Aggregated TDP-43 is abnormally post-translationally modified in ALS and FTD patients, e.g. by phosphorylation and N-terminal truncation. How disease-linked LCD mutations and abnormal post-translational modifications (PTMs) affect LLPS or aberrant liquid-to-solid transitions of TDP-43 is so far not known. Moreover, it is unclear how altered phase separation behavior of TDP-43 affects its physiological functions, its intracellular trafficking and the dynamics of TDP-43-containing membrane-less organelles, e.g. stress granules (SG). This proposal aims at (1) deciphering how disease-linked changes in the protein sequence of TDP-43 affect its phase transition behavior and (2) elucidating the cellular consequences of such altered phase transition behavior.
Current State of Research
We have gained basic insights into the molecular driving forces of TDP-43 phase separation, by introducing defined point mutations in the N- and C-terminal regions of TDP-43 that alter its phase behavior. Moreover, we found that Casein kinase 1DELTA-mediated TDP-43 hyperphosphorylation or C-terminal phosphomimetic mutations reduce TDP-43 phase separation and aggregation and render TDP-43 condensates more liquid-like and dynamic. Multi-scale molecular dynamics simulations reveal reduced homotypic interactions of TDP-43 low-complexity domains through enhanced solvation of phosphomimetic residues. Cellular experiments show that phosphomimetic substitutions do not affect nuclear import or RNA regulatory functions of TDP-43, but suppress accumulation of TDP-43 in membrane-less organelles and promote its solubility in neurons. We speculate that TDP-43 hyperphosphorylation may be a protective cellular response to counteract TDP-43 aggregation.
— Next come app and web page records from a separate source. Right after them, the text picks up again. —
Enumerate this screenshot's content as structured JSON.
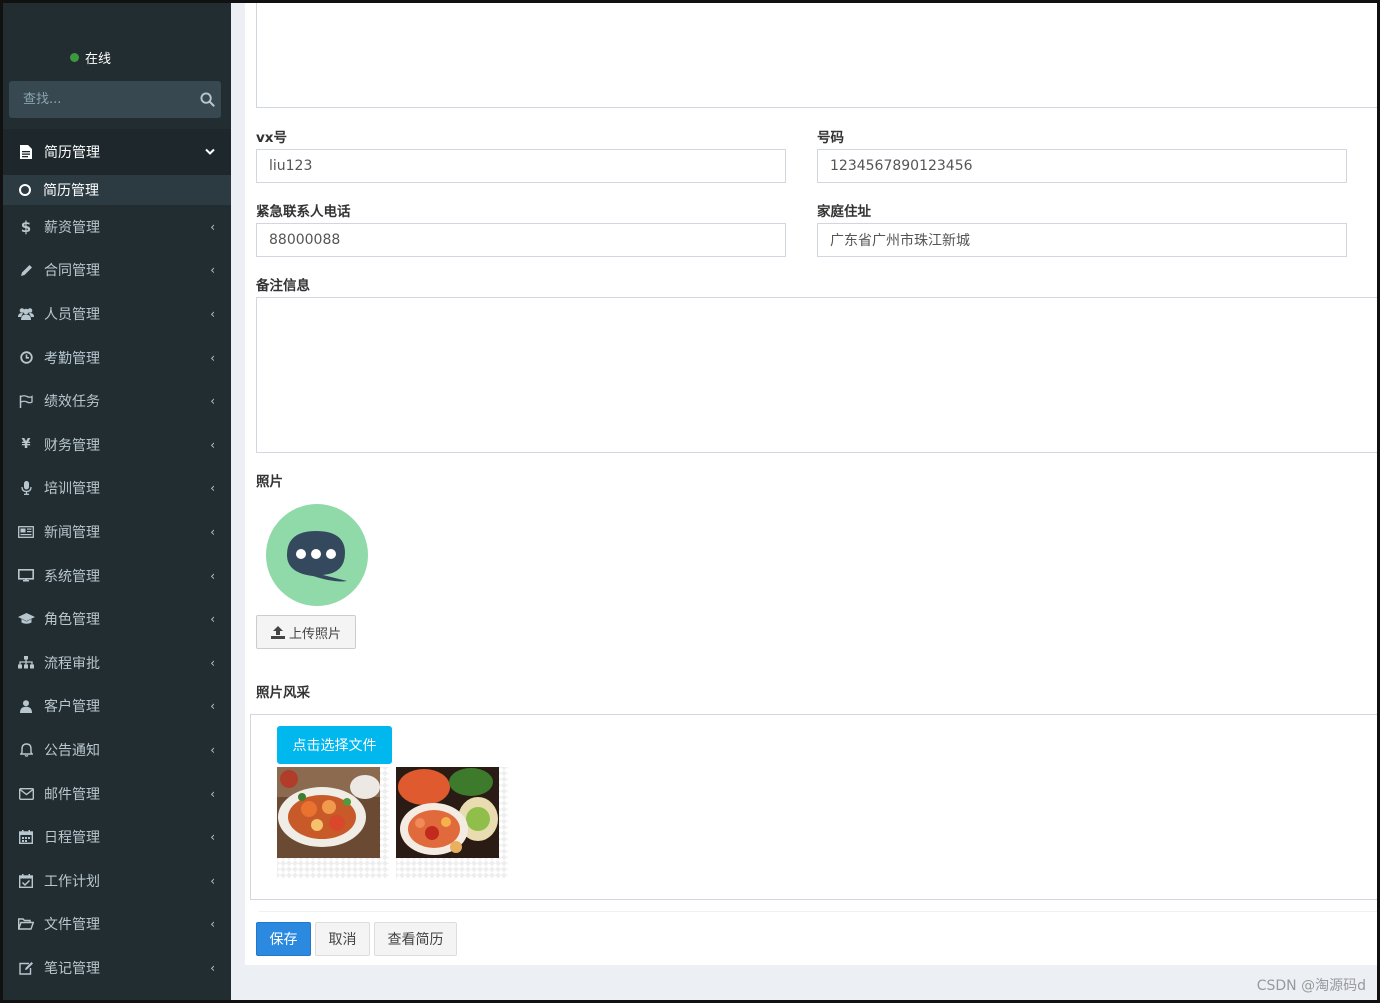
{
  "sidebar": {
    "status_label": "在线",
    "search_placeholder": "查找...",
    "items": [
      {
        "label": "简历管理",
        "icon": "file-icon"
      },
      {
        "label": "薪资管理",
        "icon": "dollar-icon"
      },
      {
        "label": "合同管理",
        "icon": "pencil-icon"
      },
      {
        "label": "人员管理",
        "icon": "users-icon"
      },
      {
        "label": "考勤管理",
        "icon": "clock-icon"
      },
      {
        "label": "绩效任务",
        "icon": "flag-icon"
      },
      {
        "label": "财务管理",
        "icon": "yen-icon"
      },
      {
        "label": "培训管理",
        "icon": "microphone-icon"
      },
      {
        "label": "新闻管理",
        "icon": "newspaper-icon"
      },
      {
        "label": "系统管理",
        "icon": "monitor-icon"
      },
      {
        "label": "角色管理",
        "icon": "graduation-cap-icon"
      },
      {
        "label": "流程审批",
        "icon": "sitemap-icon"
      },
      {
        "label": "客户管理",
        "icon": "user-icon"
      },
      {
        "label": "公告通知",
        "icon": "bell-icon"
      },
      {
        "label": "邮件管理",
        "icon": "envelope-icon"
      },
      {
        "label": "日程管理",
        "icon": "calendar-icon"
      },
      {
        "label": "工作计划",
        "icon": "calendar-check-icon"
      },
      {
        "label": "文件管理",
        "icon": "folder-open-icon"
      },
      {
        "label": "笔记管理",
        "icon": "edit-icon"
      }
    ],
    "submenu_label": "简历管理"
  },
  "form": {
    "wechat_label": "vx号",
    "wechat_value": "liu123",
    "phone_label": "号码",
    "phone_value": "1234567890123456",
    "emergency_label": "紧急联系人电话",
    "emergency_value": "88000088",
    "address_label": "家庭住址",
    "address_value": "广东省广州市珠江新城",
    "remark_label": "备注信息",
    "photo_label": "照片",
    "upload_label": "上传照片",
    "gallery_label": "照片风采",
    "choose_file_label": "点击选择文件"
  },
  "actions": {
    "save": "保存",
    "cancel": "取消",
    "view_resume": "查看简历"
  },
  "colors": {
    "sidebar_bg": "#222d32",
    "primary": "#2b8ae0",
    "upload_accent": "#00b7ee",
    "avatar_bg": "#8fdaa8",
    "avatar_bubble": "#34495e"
  },
  "watermark": "CSDN @淘源码d"
}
Figure: C-terminal hyperphosphorylation of TDP-42, a pathological hallmark of several neurodegenerative disorders, enhances the liquidity of TDP-43 condensates and suppresses TDP-43 condensation and aggregation, shedding a new light on this disease-linked post-translational modification.
Ref: Gruijs da Silva LA, Simonetti F, Hutten S, Riemenschneider H, Sternburg EL, Pietrek LM, Gebel J, Doetsch V, Edbauer D, Hummer G, Stelzl LS, Dormann D. Disease-linked TDP-43 hyperphosphorylation suppresses TDP-43 condensation and aggregation. EMBO J, in press
read on bioarxiv
The Dormann lab is focused on the role of RNA-binding proteins in neurodegenerative diseases, especially amyotrophic lateral sclerosis (ALS) and frontotemporal dementia (FTD). We are especially interested in two nuclear RNA-binding proteins (FUS and TDP-43), which are genetically linked to ALS and FTD and accumulate in aberrant cytoplasmic aggregates in the brains of ALS and FTD patients. Our previous work has established that neurodegeneration in ALS/FTD patients is driven by defects in 1) nucleocytoplasmic transport 2) phase separation and 3) post-translational modifications of disease-linked RNA-binding proteins. Using biochemical and cell biological approaches, we investigate how these three mechanisms are normally regulated and how they are disturbed in disease.
In particular working on the project:
Lara Silva (PhD Student)
Adjunct Director Institute of Molecular Biology
Faculty of Biology
Johannes Gutenberg University Mainz
Hanns-Dieter Hüsch-Weg 17
55128 Mainz, Germany